This June, the Justice Department’s Civil Rights Division commemorates the 40th anniversary of Title IX of the Educational Amendments of 1972, which prohibits discrimination on the basis of sex in education programs and activities offered by recipients of federal financial assistance. Yesterday, the Division released a report highlighting its enforcement of Title IX and its other work to combat sex discrimination in education over the past forty years.
The Civil Rights Division helps enforce Title IX by:
•Coordinating enforcement of Title IX across federal agencies;
•Enforcing Title IV of the Civil Rights Act of 1964, which prohibits discrimination on the basis of sex and other characteristics in public schools, colleges and universities; and
•Engaging in a variety of outreach and policy efforts to stop sex-based discrimination.
The division uses a full range of tools to accomplish these goals, including conducting investigations, filing amicus briefs, participating in lawsuits and negotiating consent decrees and other settlements. This milestone anniversary provides an opportunity for the division to reflect on its enforcement of federal civil rights laws that prohibit sex-based discrimination and to reaffirm its continuing commitment to addressing this discrimination in a wide range of educational contexts.
Yesterday, Thomas E. Perez, Assistant Attorney General joined Senior Advisor to the President Valerie Jarrett as well as the Secretary of the Department of Education Arne Duncan in a panel discussion hosted by the White House Council on Women and Girls to celebrate the anniversary of Title IX. Other speakers at the White House event included. At the event, Assistant Attorney General Perez said:
It’s about saying to people … the pathways of opportunity for everyone are going to be open, and it’s up to you to seize those opportunities.
Despite the gains achieved in the last 40 years, inequalities in education persist. The division remains committed to pursuing the goal of equality in education through vigorous enforcement of Title IX and other federal civil rights laws that prohibit discrimination.
Preventing and addressing sexual harassment and sexual violence is one critical area in which the department helps to ensure safe school environments where all students can learn. The division has successfully intervened in lawsuits challenging the sexual harassment of students by other students and school personnel and the failure of schools to promptly and adequately respond. These cases have resulted in consent decrees that require school districts to develop and fully implement more effective sexual harassment policies and provide comprehensive training for students and staff.
Efforts to address these issues at the postsecondary level are also imperative.
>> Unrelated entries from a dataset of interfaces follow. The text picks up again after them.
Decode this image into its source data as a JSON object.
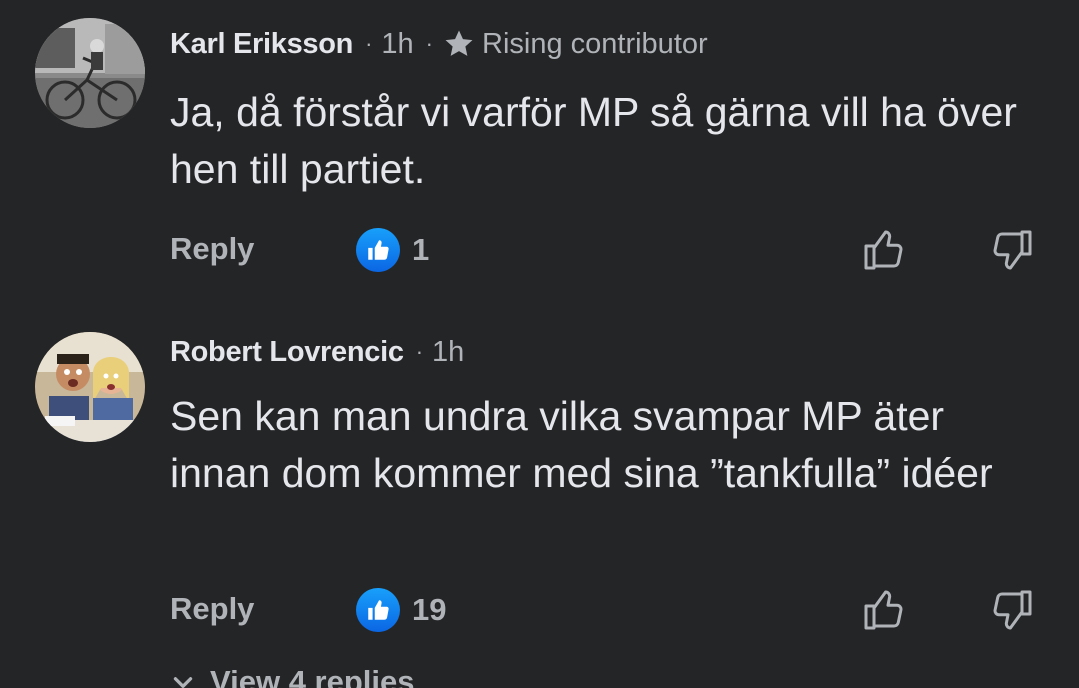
{
  "comments": [
    {
      "author": "Karl Eriksson",
      "separator": "·",
      "time": "1h",
      "badge": "Rising contributor",
      "text": "Ja, då förstår vi varför MP så gärna vill ha över hen till partiet.",
      "reply_label": "Reply",
      "like_count": "1",
      "avatar_icon": "avatar-photo-bicycle"
    },
    {
      "author": "Robert Lovrencic",
      "separator": "·",
      "time": "1h",
      "text": "Sen kan man undra vilka svampar MP äter innan dom kommer med sina ”tankfulla” idéer",
      "reply_label": "Reply",
      "like_count": "19",
      "avatar_icon": "avatar-photo-couple"
    }
  ],
  "view_replies_label": "View 4 replies",
  "colors": {
    "background": "#242526",
    "primary_text": "#e4e6eb",
    "secondary_text": "#b0b3b8",
    "like_blue": "#1877f2"
  },
  "icons": {
    "like_reaction": "like-reaction-icon",
    "thumb_up": "thumb-up-outline-icon",
    "thumb_down": "thumb-down-outline-icon",
    "star": "star-icon",
    "chevron": "chevron-down-icon"
  }
}
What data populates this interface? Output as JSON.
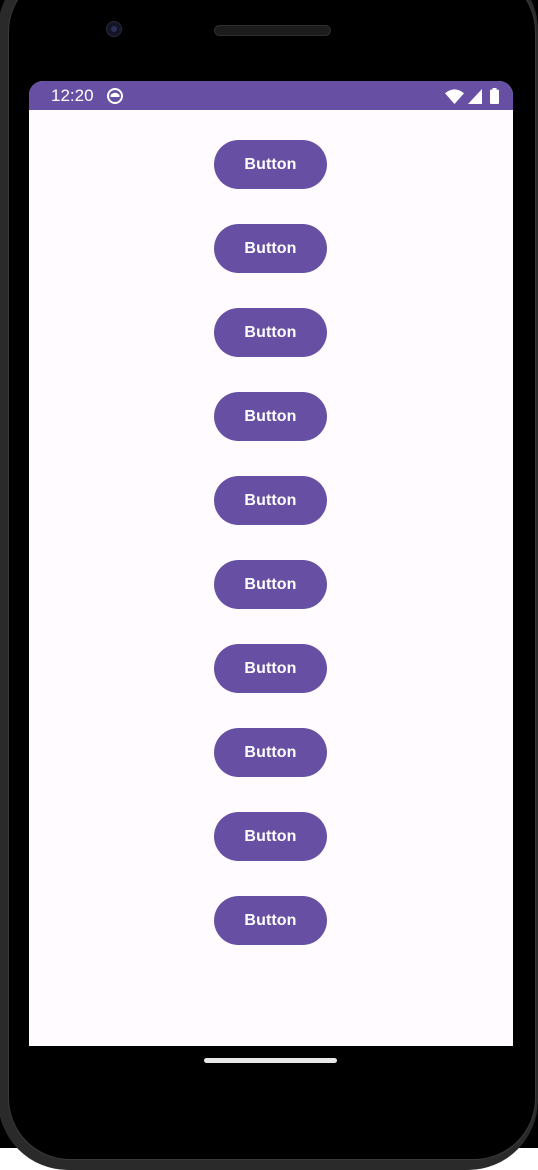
{
  "status_bar": {
    "time": "12:20",
    "background": "#6750a4",
    "left_icons": [
      "app-notification-icon"
    ],
    "right_icons": [
      "wifi-icon",
      "cellular-signal-icon",
      "battery-icon"
    ]
  },
  "screen": {
    "background": "#fffbfe"
  },
  "buttons": [
    {
      "label": "Button"
    },
    {
      "label": "Button"
    },
    {
      "label": "Button"
    },
    {
      "label": "Button"
    },
    {
      "label": "Button"
    },
    {
      "label": "Button"
    },
    {
      "label": "Button"
    },
    {
      "label": "Button"
    },
    {
      "label": "Button"
    },
    {
      "label": "Button"
    }
  ],
  "colors": {
    "accent": "#6750a4",
    "on_accent": "#ffffff",
    "device_frame": "#000000"
  },
  "device": {
    "hardware": [
      "front-camera-icon",
      "earpiece-speaker"
    ],
    "navigation": "gesture-home-handle"
  }
}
The division recently announced a Title IX compliance review and Title IV investigation of the University of Montana’s handling of allegations of sexual harassment and assault. The division is working collaboratively with OCR to conduct its review and ensure that the University of Montana is responding swiftly and effectively to allegations of sexual assault and harassment of its students. The division also simultaneously launched an investigation of the university’s campus police, the local police and the local prosecutor’s office to determine whether gender discrimination affected the prevention, investigation or prosecution of sexual assaults by those offices. By using its broad statutory authority within the division and collaborating across federal agencies, the division is using every available tool to combat discrimination and violence against women.
Cases involving peer-on-peer harassment based on gender stereotypes also constitute an active area of the division’s Title IX and Title IV enforcement efforts. The division has filed amicus briefs and negotiated settlements in several cases involving the physical, verbal and sexual harassment of students who do not conform to gender stereotypes – i.e., stereotypical notions about how boys and girls are “supposed” to dress, act and talk.
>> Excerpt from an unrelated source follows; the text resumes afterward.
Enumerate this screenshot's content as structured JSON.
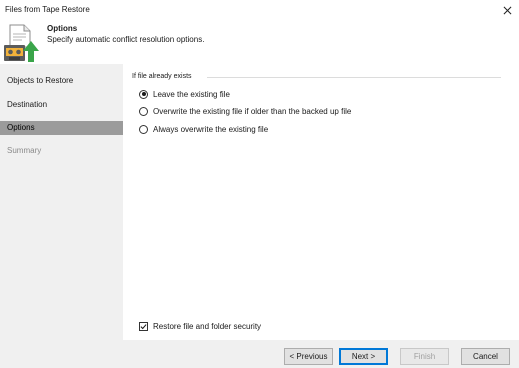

Most recently, the division, in conjunction with OCR, conducted an extensive investigation into sex-based harassment in the Anoka-Hennepin, Minn., School District’s middle and high schools after receiving a complaint alleging peer harassment based on sex, including harassment based on gender stereotypes. The joint investigation found that students in the district’s middle and high schools were subject to derogatory language, threats and physical assaults because of their nonconformity to gender stereotypes. The division and six student plaintiffs achieved a consent decree in which the district agreed to develop and implement a comprehensive plan for preventing and addressing student-on-student sex-based harassment. Engaging in enforcement of Title IX and Title IV to prevent gender discrimination, including in cases in which male students are the subject of sex-based harassment, furthers the enormous impact these statutes have had and can have in creating safe, discrimination-free educational environments.
Title IX also has played a groundbreaking role in increasing opportunities for female athletes in schools and post-secondary institutions. The division has filed amicus briefs in a range of cases to ensure that female athletes have facilities and competition schedules equivalent to those of their male peers and that they have equal opportunities to participate in high school and intercollegiate competition. For example, the division intervened in a lawsuit to successfully challenge a South Dakota policy requiring female high school athletes to play certain sports in disadvantageous seasons, which, among other things, negatively impacted their participation in interstate competition. Equal access to school athletics is an essential element of a nondiscriminatory educational environment, and the division continues to make significant contributions to ensuring that these opportunities are available regardless of sex.